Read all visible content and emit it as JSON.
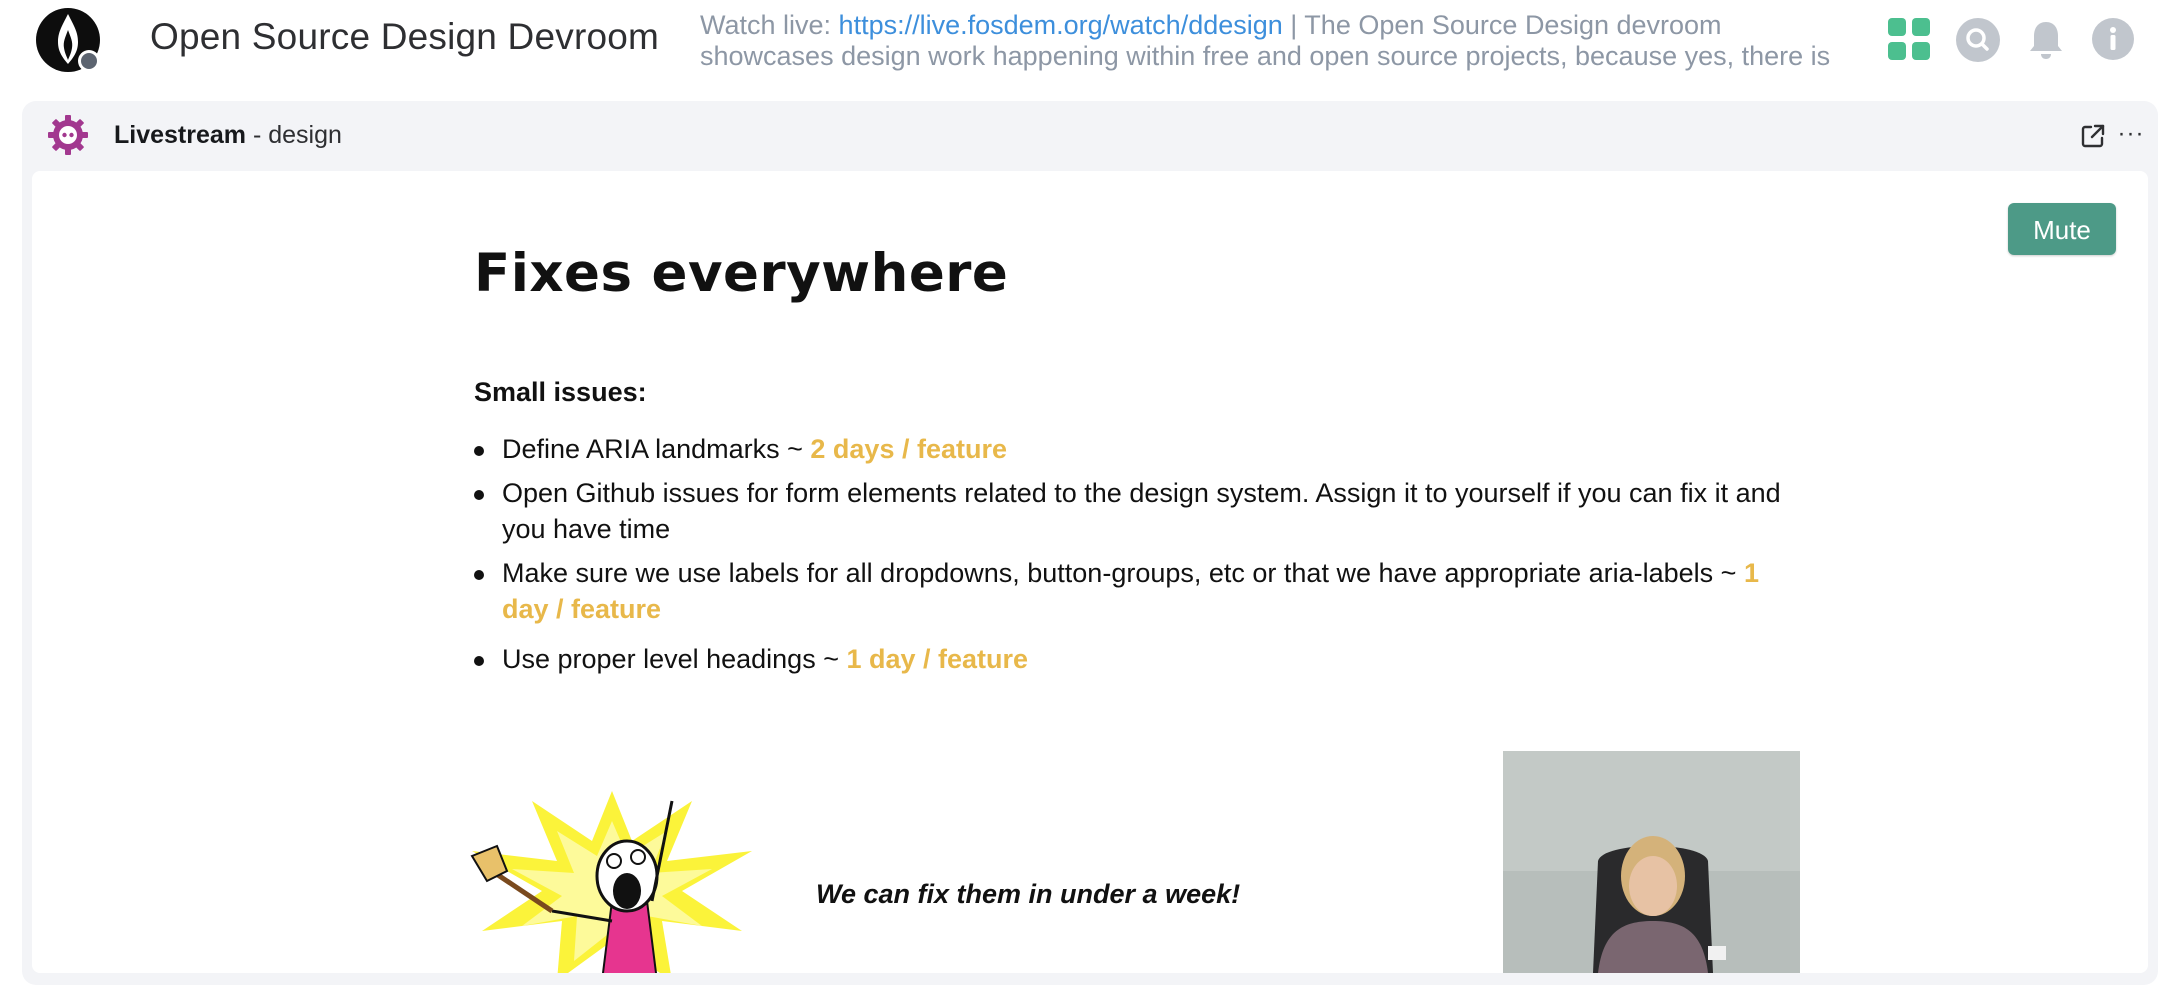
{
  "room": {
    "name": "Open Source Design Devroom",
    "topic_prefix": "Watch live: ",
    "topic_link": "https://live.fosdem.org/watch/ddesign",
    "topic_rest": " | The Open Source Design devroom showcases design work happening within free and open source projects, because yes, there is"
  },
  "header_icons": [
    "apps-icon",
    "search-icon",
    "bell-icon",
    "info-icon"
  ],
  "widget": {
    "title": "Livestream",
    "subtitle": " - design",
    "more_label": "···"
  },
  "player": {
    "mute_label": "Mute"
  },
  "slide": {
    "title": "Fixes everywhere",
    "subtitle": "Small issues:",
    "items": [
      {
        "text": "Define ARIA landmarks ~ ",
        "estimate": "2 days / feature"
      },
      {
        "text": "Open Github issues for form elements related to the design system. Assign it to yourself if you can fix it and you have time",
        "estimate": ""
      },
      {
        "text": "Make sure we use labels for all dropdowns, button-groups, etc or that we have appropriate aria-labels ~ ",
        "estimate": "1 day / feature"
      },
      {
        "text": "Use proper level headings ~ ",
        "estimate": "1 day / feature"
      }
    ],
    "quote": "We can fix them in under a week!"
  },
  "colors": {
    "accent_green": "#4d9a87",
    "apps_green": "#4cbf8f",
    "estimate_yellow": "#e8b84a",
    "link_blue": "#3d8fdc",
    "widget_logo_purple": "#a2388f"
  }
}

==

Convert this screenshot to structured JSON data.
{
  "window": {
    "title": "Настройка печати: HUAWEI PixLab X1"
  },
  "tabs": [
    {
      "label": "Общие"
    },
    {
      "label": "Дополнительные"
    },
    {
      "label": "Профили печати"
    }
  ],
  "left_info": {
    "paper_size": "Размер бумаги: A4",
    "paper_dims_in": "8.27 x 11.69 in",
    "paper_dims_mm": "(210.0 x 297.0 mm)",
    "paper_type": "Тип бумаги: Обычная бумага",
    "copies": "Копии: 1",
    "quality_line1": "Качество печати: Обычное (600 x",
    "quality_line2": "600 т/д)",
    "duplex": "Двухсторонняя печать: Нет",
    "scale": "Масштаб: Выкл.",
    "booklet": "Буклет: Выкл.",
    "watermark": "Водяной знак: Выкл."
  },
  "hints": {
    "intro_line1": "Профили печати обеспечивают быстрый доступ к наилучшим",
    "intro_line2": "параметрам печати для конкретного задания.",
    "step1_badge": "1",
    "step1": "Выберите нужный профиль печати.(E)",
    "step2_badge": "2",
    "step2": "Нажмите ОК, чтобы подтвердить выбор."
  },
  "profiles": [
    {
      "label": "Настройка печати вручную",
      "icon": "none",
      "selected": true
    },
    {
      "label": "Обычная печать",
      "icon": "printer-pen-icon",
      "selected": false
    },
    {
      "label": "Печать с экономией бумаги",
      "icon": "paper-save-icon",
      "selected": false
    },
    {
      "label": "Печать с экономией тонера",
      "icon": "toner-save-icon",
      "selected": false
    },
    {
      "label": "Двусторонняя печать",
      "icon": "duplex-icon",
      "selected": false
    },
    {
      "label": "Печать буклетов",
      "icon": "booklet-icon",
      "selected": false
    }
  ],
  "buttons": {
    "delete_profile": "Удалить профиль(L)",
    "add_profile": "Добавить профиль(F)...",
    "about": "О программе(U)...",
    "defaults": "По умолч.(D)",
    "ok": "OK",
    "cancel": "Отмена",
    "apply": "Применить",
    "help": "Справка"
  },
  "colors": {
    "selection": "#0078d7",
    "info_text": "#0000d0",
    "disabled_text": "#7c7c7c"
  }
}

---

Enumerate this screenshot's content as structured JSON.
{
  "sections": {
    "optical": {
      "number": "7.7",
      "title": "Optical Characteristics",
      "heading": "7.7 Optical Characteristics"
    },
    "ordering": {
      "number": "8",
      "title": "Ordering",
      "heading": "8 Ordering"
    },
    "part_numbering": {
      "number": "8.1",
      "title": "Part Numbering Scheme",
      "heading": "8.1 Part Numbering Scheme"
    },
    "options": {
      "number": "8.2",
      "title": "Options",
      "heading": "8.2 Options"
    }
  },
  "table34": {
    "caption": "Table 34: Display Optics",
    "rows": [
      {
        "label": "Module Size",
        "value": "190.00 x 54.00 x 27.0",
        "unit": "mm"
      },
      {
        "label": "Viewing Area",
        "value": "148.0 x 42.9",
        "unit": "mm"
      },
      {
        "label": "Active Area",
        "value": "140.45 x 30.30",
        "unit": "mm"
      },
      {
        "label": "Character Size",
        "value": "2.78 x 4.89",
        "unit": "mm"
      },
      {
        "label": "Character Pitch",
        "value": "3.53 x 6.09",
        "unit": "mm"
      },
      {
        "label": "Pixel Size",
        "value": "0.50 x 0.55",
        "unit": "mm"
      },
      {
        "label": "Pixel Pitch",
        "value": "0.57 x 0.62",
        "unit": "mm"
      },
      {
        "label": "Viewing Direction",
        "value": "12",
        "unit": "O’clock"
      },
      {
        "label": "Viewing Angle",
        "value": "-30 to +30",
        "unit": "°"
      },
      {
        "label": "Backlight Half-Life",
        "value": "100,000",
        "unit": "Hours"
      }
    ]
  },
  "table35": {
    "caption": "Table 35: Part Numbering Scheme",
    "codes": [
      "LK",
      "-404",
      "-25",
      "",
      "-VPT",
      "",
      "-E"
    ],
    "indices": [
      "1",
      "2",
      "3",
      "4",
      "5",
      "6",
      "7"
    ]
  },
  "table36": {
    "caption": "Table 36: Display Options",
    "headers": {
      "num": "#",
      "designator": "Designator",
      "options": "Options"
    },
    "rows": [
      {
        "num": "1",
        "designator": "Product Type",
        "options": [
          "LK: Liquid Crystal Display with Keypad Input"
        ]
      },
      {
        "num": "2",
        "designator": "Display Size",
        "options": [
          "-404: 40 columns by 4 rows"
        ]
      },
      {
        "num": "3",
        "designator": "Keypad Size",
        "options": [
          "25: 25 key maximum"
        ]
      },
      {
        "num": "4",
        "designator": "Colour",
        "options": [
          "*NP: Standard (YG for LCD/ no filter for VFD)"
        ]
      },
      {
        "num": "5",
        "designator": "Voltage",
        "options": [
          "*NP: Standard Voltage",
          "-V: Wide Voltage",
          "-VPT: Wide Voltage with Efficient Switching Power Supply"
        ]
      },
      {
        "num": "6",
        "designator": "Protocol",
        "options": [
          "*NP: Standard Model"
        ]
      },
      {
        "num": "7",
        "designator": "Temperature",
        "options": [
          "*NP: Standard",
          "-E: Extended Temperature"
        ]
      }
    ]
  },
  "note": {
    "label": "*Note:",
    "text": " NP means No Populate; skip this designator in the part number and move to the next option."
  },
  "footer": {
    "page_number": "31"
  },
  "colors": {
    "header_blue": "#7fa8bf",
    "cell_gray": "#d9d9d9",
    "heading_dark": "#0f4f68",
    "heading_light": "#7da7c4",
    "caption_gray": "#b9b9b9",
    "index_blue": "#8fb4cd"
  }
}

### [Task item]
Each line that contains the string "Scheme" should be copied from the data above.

### [Response area]
      "title": "Part Numbering Scheme",
      "heading": "8.1 Part Numbering Scheme"
    "caption": "Table 35: Part Numbering Scheme",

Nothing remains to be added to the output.